It was the fabled land of the Chimaera, a dreaded monster from Greek mythology, described as early as Homer: “She was of divine race, not of males, inside the fore part a lion, at the rear a serpent, and at the center a goat, breathing forth in terrible manner the force of blazing fire.”
The legend probably owes its origins for an extraordinary site high up inside the hills. Sacred since time immemorial, it absolutely was the main sanctuary of your port city of Olympus. Here flames leap from the ground, a phenomenon as a result of a subterranean pocket of natural gas which spontaneously ignites on contact using the outside air.

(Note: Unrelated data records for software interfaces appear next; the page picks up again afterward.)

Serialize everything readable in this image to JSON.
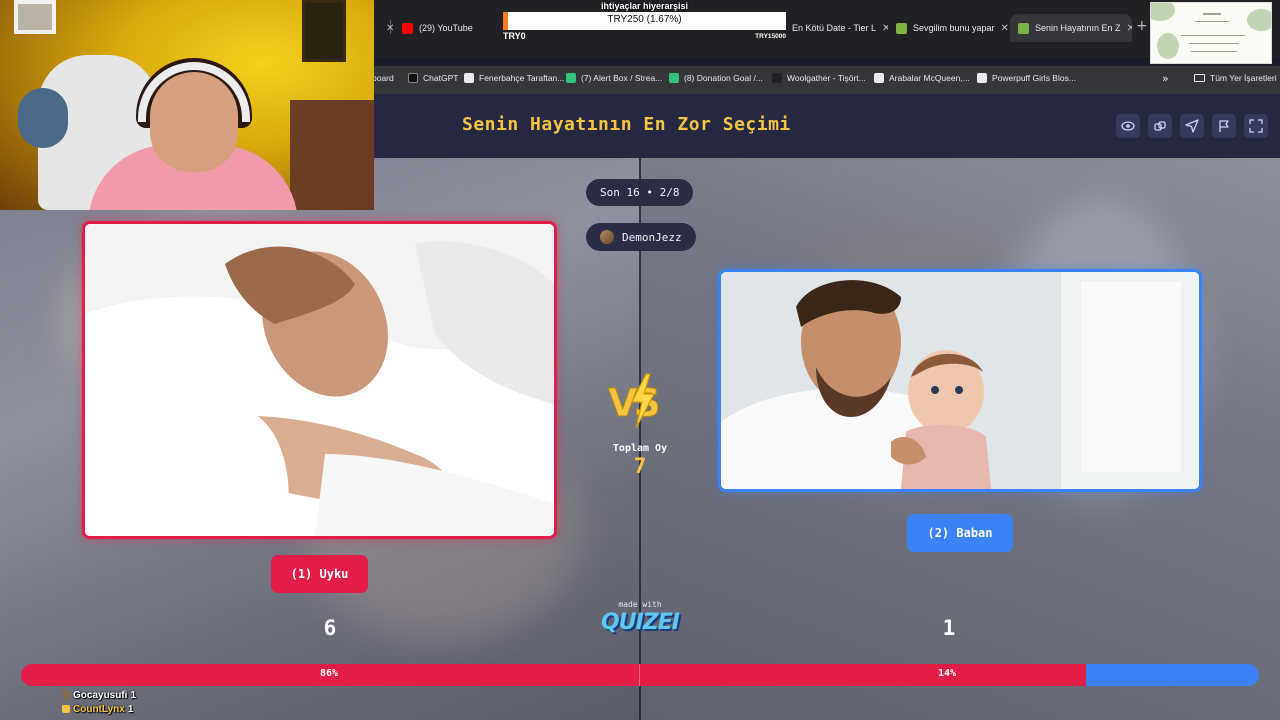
{
  "browser": {
    "tabs": [
      {
        "label": "(29) YouTube",
        "color": "#ff0000"
      },
      {
        "label": "En Kötü Date - Tier L",
        "color": "#9aa0a6"
      },
      {
        "label": "Sevgilim bunu yapar",
        "color": "#7cb342"
      },
      {
        "label": "Senin Hayatının En Z",
        "color": "#7cb342",
        "active": true
      }
    ],
    "bookmarks": [
      "board",
      "ChatGPT",
      "Fenerbahçe Taraftan...",
      "(7) Alert Box / Strea...",
      "(8) Donation Goal /...",
      "Woolgather - Tişört...",
      "Arabalar McQueen,...",
      "Powerpuff Girls Blos..."
    ],
    "bookmarks_folder": "Tüm Yer İşaretleri"
  },
  "donation_goal": {
    "title": "ihtiyaçlar hiyerarşisi",
    "current": "TRY250 (1.67%)",
    "progress": 0.0167,
    "min": "TRY0",
    "max": "TRY15000"
  },
  "quiz": {
    "title": "Senin Hayatının En Zor Seçimi",
    "round": "Son 16 • 2/8",
    "streamer": "DemonJezz",
    "total_label": "Toplam Oy",
    "total_votes": "7",
    "vs_label": "VS",
    "options": {
      "left": {
        "label": "(1) Uyku",
        "votes": "6",
        "percent": "86%",
        "share": 0.86,
        "color": "#e11d48"
      },
      "right": {
        "label": "(2) Baban",
        "votes": "1",
        "percent": "14%",
        "share": 0.14,
        "color": "#3b82f6"
      }
    },
    "made_with": "made with",
    "brand": "QUIZEI"
  },
  "voters": [
    {
      "name": "Gocayusufi",
      "count": "1",
      "color": "#ffffff"
    },
    {
      "name": "CountLynx",
      "count": "1",
      "color": "#f5c542"
    }
  ]
}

Not just is gulet charter turkey the best way to explore such an essentially maritime civilisation, sometimes it’s the only way. Even now, there are tiny coastal villages which are accessible only by sea. One favourite is definitely the sleepy hamlet of Kale, around the southern tip of Lycia. Above a number of piers where small fishing boats jostle, rises a ramshackle number of houses made out of ancient stones. Dominating the complete scene can be a mighty Ottoman fortress built 550 years back to overpower the Christian knights of Rhodes and secure the important sea lanes between Constantinople and Jerusalem. The castle, however, was a latecomer. 1,800 years before, a small town called Simena was perched here. Its small Greek style theatre sits slap in the midst of the Ottoman castle, and all through the village are tombs hewn to the rock, and sarcophagi standing ten feet tall.

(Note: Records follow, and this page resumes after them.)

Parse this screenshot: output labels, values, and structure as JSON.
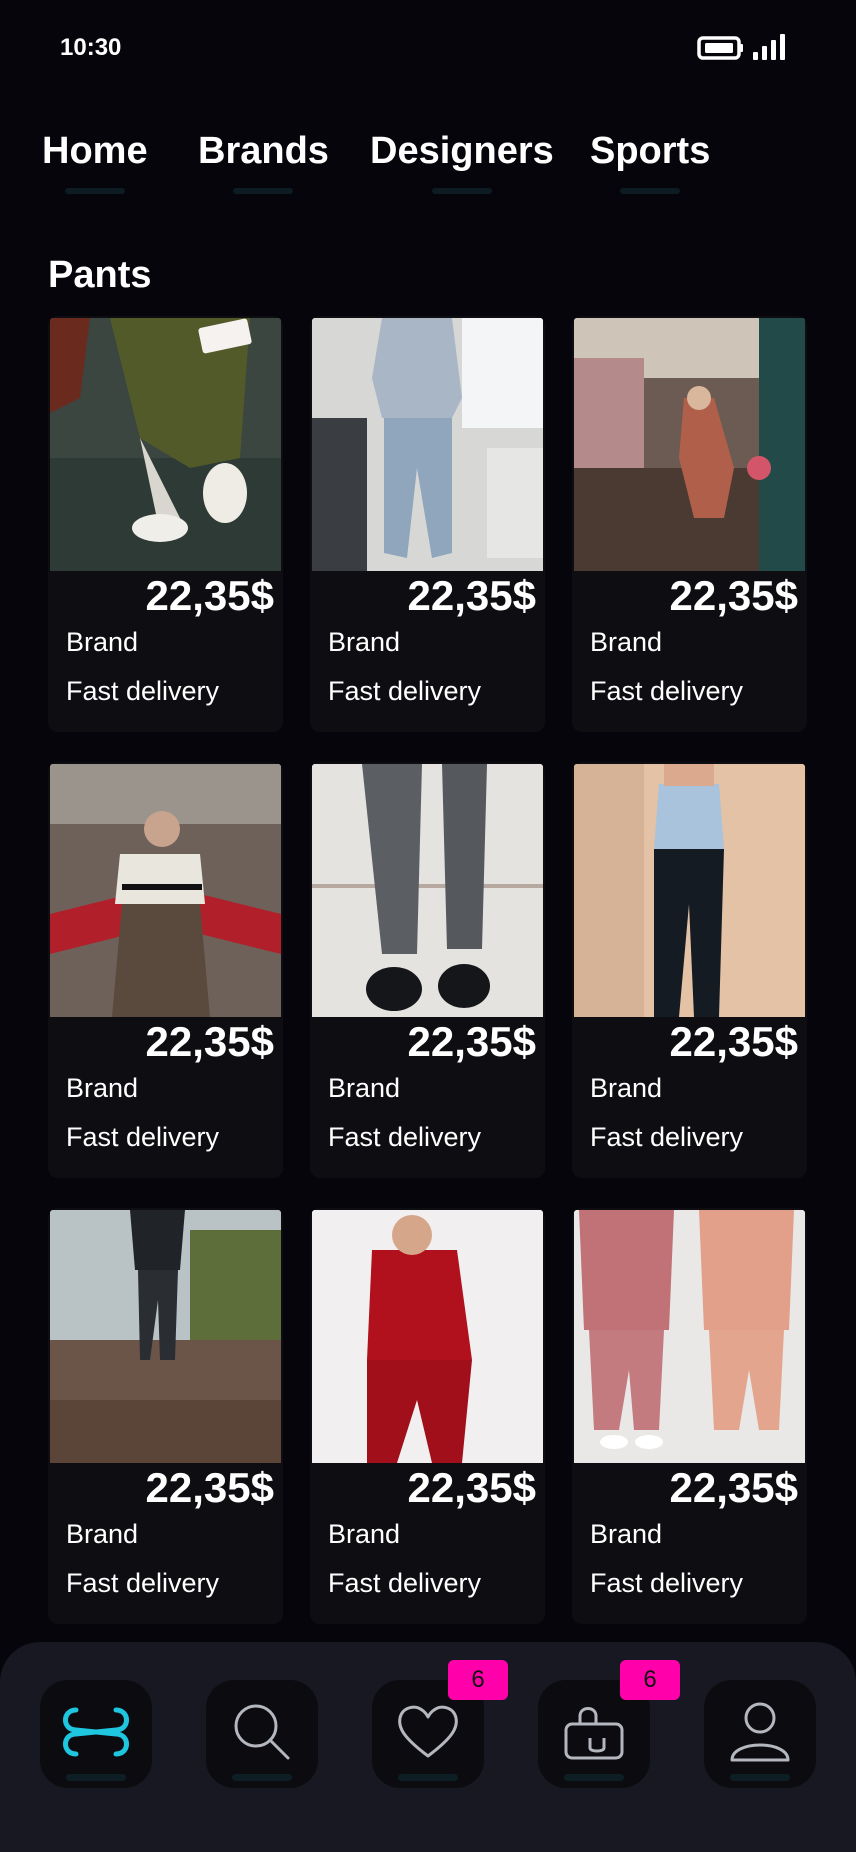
{
  "status_bar": {
    "time": "10:30"
  },
  "tabs": [
    {
      "label": "Home"
    },
    {
      "label": "Brands"
    },
    {
      "label": "Designers"
    },
    {
      "label": "Sports"
    }
  ],
  "section": {
    "title": "Pants"
  },
  "products": [
    {
      "price": "22,35$",
      "brand": "Brand",
      "delivery": "Fast delivery"
    },
    {
      "price": "22,35$",
      "brand": "Brand",
      "delivery": "Fast delivery"
    },
    {
      "price": "22,35$",
      "brand": "Brand",
      "delivery": "Fast delivery"
    },
    {
      "price": "22,35$",
      "brand": "Brand",
      "delivery": "Fast delivery"
    },
    {
      "price": "22,35$",
      "brand": "Brand",
      "delivery": "Fast delivery"
    },
    {
      "price": "22,35$",
      "brand": "Brand",
      "delivery": "Fast delivery"
    },
    {
      "price": "22,35$",
      "brand": "Brand",
      "delivery": "Fast delivery"
    },
    {
      "price": "22,35$",
      "brand": "Brand",
      "delivery": "Fast delivery"
    },
    {
      "price": "22,35$",
      "brand": "Brand",
      "delivery": "Fast delivery"
    }
  ],
  "bottom_nav": {
    "items": [
      {
        "icon": "logo-icon"
      },
      {
        "icon": "search-icon"
      },
      {
        "icon": "heart-icon",
        "badge": "6"
      },
      {
        "icon": "shopping-bag-icon",
        "badge": "6"
      },
      {
        "icon": "profile-icon"
      }
    ]
  },
  "colors": {
    "accent": "#1ec6e0",
    "badge": "#ff00aa",
    "background": "#05050b"
  }
}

A 2nd great area for sailing is west of Lycia, the ancient region of Caria, between Bodrum and Fethiye. This was the traditional arena of Mausolus, a powerful dynast 2,400 yrs ago. A strategically vital region, densely pack in antiquity with rich cities, it was jealously guarded and sought after. Alexander the fantastic liberated it from Persia, Rhodes sought to annexe it into her empire, as well as the legacy of Crusader castles still speaks of the epic battle that raged along this coast between rival religions, Christianity and Islam. Today, there remains an awesome combination of architectural and historic marvels. The exquisite temple tombs of Caunos, carved in to a cliff face by masons dangling from ropes; the monumental city of Knidos, famed for Praxiteles’ infamous statue of Aphrodite, the 1st female nude in the past; and Halicarnassus itself, site of the fabled mausoleum along with the mighty fortress of St. Peter.
Another glorious area for cruising, is ancient Ionia, on the north of Bodrum. Along this stretch of coast created a civilisation of quite exceptional brilliance. In the centuries before Alexander the fantastic, the dynamic cities of Ionia helped lay the foundations of Greek literature, science, and philosophy, nevermind architecture.

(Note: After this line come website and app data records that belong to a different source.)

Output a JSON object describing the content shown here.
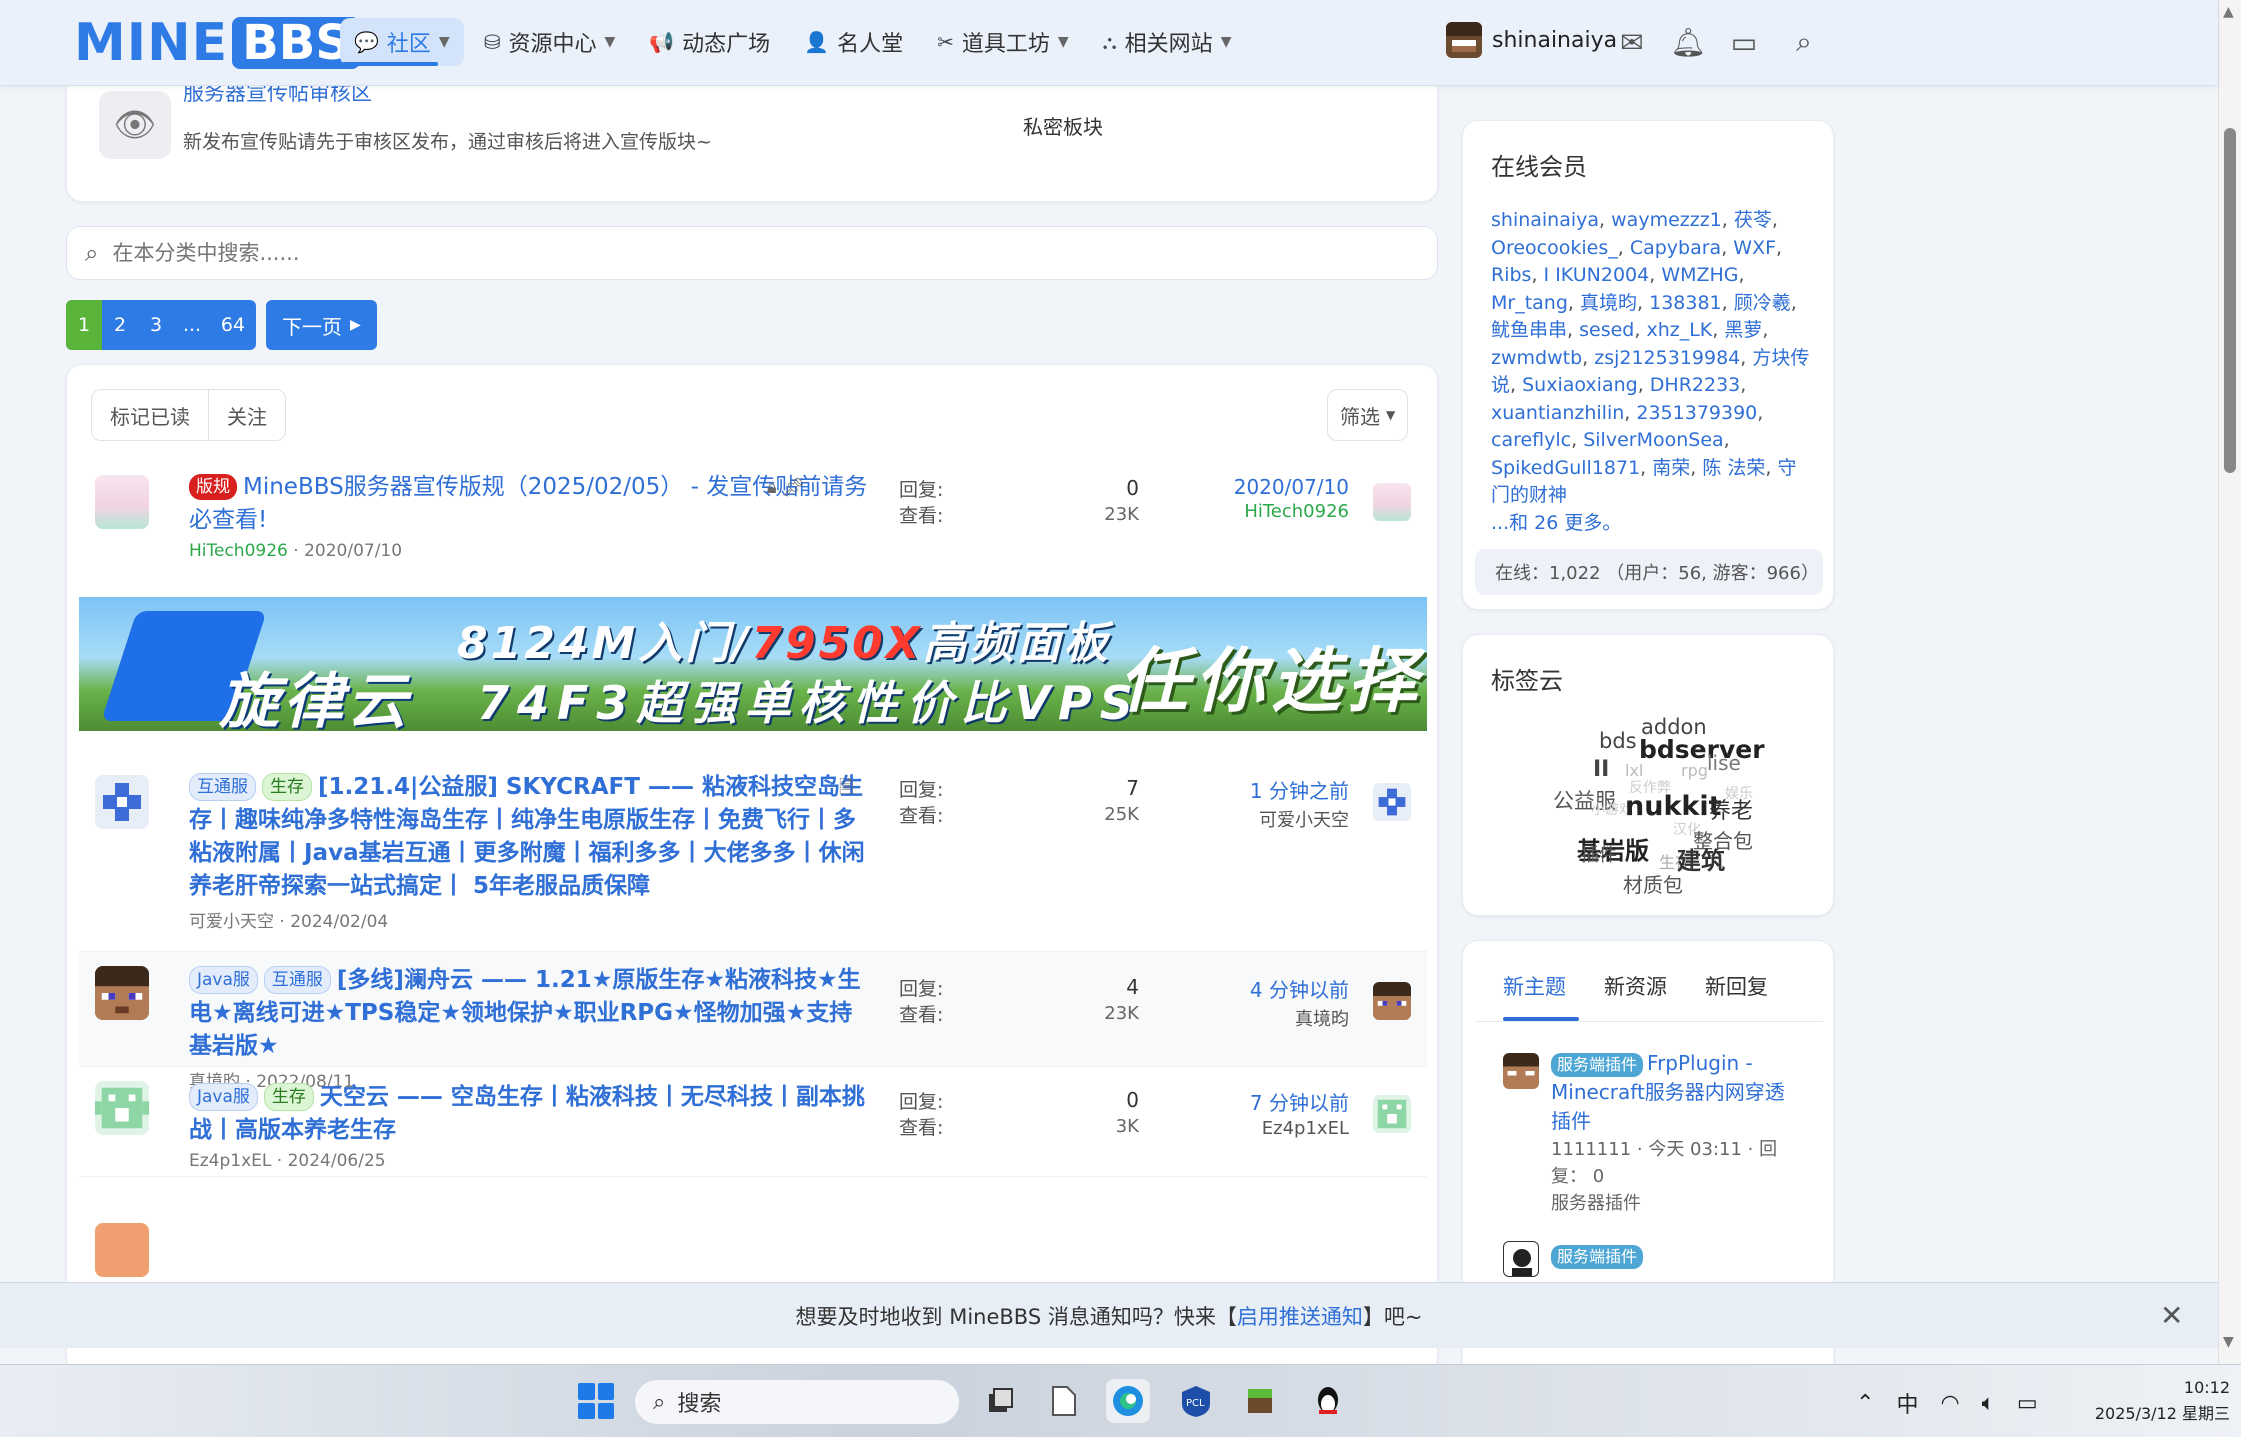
{
  "header": {
    "logo_mine": "MINE",
    "logo_bbs": "BBS",
    "nav": [
      {
        "label": "社区",
        "icon": "chat-icon",
        "dropdown": true,
        "active": true
      },
      {
        "label": "资源中心",
        "icon": "box-icon",
        "dropdown": true
      },
      {
        "label": "动态广场",
        "icon": "megaphone-icon",
        "dropdown": false
      },
      {
        "label": "名人堂",
        "icon": "users-icon",
        "dropdown": false
      },
      {
        "label": "道具工坊",
        "icon": "tools-icon",
        "dropdown": true
      },
      {
        "label": "相关网站",
        "icon": "sitemap-icon",
        "dropdown": true
      }
    ],
    "username": "shinainaiya"
  },
  "review_forum": {
    "title": "服务器宣传帖审核区",
    "desc": "新发布宣传贴请先于审核区发布，通过审核后将进入宣传版块~",
    "label": "私密板块"
  },
  "search": {
    "placeholder": "在本分类中搜索......"
  },
  "pager": {
    "pages": [
      "1",
      "2",
      "3",
      "...",
      "64"
    ],
    "next": "下一页"
  },
  "toolbar": {
    "mark_read": "标记已读",
    "follow": "关注",
    "filter": "筛选"
  },
  "threads": [
    {
      "badges": [
        "版规"
      ],
      "title": "MineBBS服务器宣传版规（2025/02/05） - 发宣传贴前请务必查看!",
      "author": "HiTech0926",
      "date": "2020/07/10",
      "replies_label": "回复:",
      "replies": "0",
      "views_label": "查看:",
      "views": "23K",
      "last_time": "2020/07/10",
      "last_user": "HiTech0926"
    },
    {
      "badges": [
        "互通服",
        "生存"
      ],
      "title": "[1.21.4|公益服] SKYCRAFT —— 粘液科技空岛生存丨趣味纯净多特性海岛生存丨纯净生电原版生存丨免费飞行丨多粘液附属丨Java基岩互通丨更多附魔丨福利多多丨大佬多多丨休闲养老肝帝探索一站式搞定丨 5年老服品质保障",
      "author": "可爱小天空",
      "date": "2024/02/04",
      "replies_label": "回复:",
      "replies": "7",
      "views_label": "查看:",
      "views": "25K",
      "last_time": "1 分钟之前",
      "last_user": "可爱小天空"
    },
    {
      "badges": [
        "Java服",
        "互通服"
      ],
      "title": "[多线]澜舟云 —— 1.21★原版生存★粘液科技★生电★离线可进★TPS稳定★领地保护★职业RPG★怪物加强★支持基岩版★",
      "author": "真境昀",
      "date": "2022/08/11",
      "replies_label": "回复:",
      "replies": "4",
      "views_label": "查看:",
      "views": "23K",
      "last_time": "4 分钟以前",
      "last_user": "真境昀"
    },
    {
      "badges": [
        "Java服",
        "生存"
      ],
      "title": "天空云 —— 空岛生存丨粘液科技丨无尽科技丨副本挑战丨高版本养老生存",
      "author": "Ez4p1xEL",
      "date": "2024/06/25",
      "replies_label": "回复:",
      "replies": "0",
      "views_label": "查看:",
      "views": "3K",
      "last_time": "7 分钟以前",
      "last_user": "Ez4p1xEL"
    }
  ],
  "banner": {
    "brand": "旋律云",
    "line1_a": "8124M入门/",
    "line1_b": "7950X",
    "line1_c": "高频面板",
    "line2": "74F3超强单核性价比VPS",
    "tail": "任你选择"
  },
  "online": {
    "title": "在线会员",
    "members": [
      "shinainaiya",
      "waymezzz1",
      "茯苓",
      "Oreocookies_",
      "Capybara",
      "WXF",
      "Ribs",
      "I IKUN2004",
      "WMZHG",
      "Mr_tang",
      "真境昀",
      "138381",
      "顾冷羲",
      "鱿鱼串串",
      "sesed",
      "xhz_LK",
      "黑萝",
      "zwmdwtb",
      "zsj2125319984",
      "方块传说",
      "Suxiaoxiang",
      "DHR2233",
      "xuantianzhilin",
      "2351379390",
      "careflylc",
      "SilverMoonSea",
      "SpikedGull1871",
      "南荣",
      "陈 法荣",
      "守门的财神"
    ],
    "more": "...和 26 更多。",
    "stats": "在线：1,022 （用户：56, 游客：966）"
  },
  "tags": {
    "title": "标签云",
    "items": [
      "addon",
      "bds",
      "bdserver",
      "II",
      "lxl",
      "rpg",
      "lise",
      "反作弊",
      "公益服",
      "小游戏",
      "nukkit",
      "养老",
      "娱乐",
      "汉化",
      "整合包",
      "基岩版",
      "插件",
      "生存",
      "建筑",
      "材质包"
    ]
  },
  "new_tabs": {
    "tabs": [
      "新主题",
      "新资源",
      "新回复"
    ],
    "items": [
      {
        "badge": "服务端插件",
        "title": "FrpPlugin - Minecraft服务器内网穿透插件",
        "meta": "1111111 · 今天 03:11 · 回复： 0",
        "category": "服务器插件"
      },
      {
        "badge": "服务端插件",
        "title": "",
        "meta": "",
        "category": ""
      }
    ]
  },
  "notify": {
    "prefix": "想要及时地收到 MineBBS 消息通知吗？快来【",
    "link": "启用推送通知",
    "suffix": "】吧~"
  },
  "taskbar": {
    "search": "搜索",
    "ime": "中",
    "time": "10:12",
    "date": "2025/3/12 星期三"
  }
}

Under Rome, these cities became increasingly rich, prosperous, and beautiful – packed with the best possible temples, theatres and markets those funds could buy. The highlights are plentiful: through the pretty little harbour of Myndos, where Cassius fled after murdering Julius Caesar; towards the marvellously preserved Hellenistic city of Priene, where the houses, streets, and public buildings are organized across a hillside in the perfect grid; not to mention, Ephesus, capital of Roman Asia. This was one of the initial cities on the planet to get street lighting. The website is magnificent, a cornucopia of colonnaded streets, agoras, baths, private villas, a theatre for 28,000, plus an extraordinary library.
When you fancy exploring some of the world’s finest ancient wonders, spring or autumn is the best time and energy to go. April and early May sees Turkey decked by helping cover their a stunning display of wild flowers. Through the end of May through the beginning of June the ocean becomes swimmable ahead of the summer heat scorches, while September through October is ideal for leisurely bathing.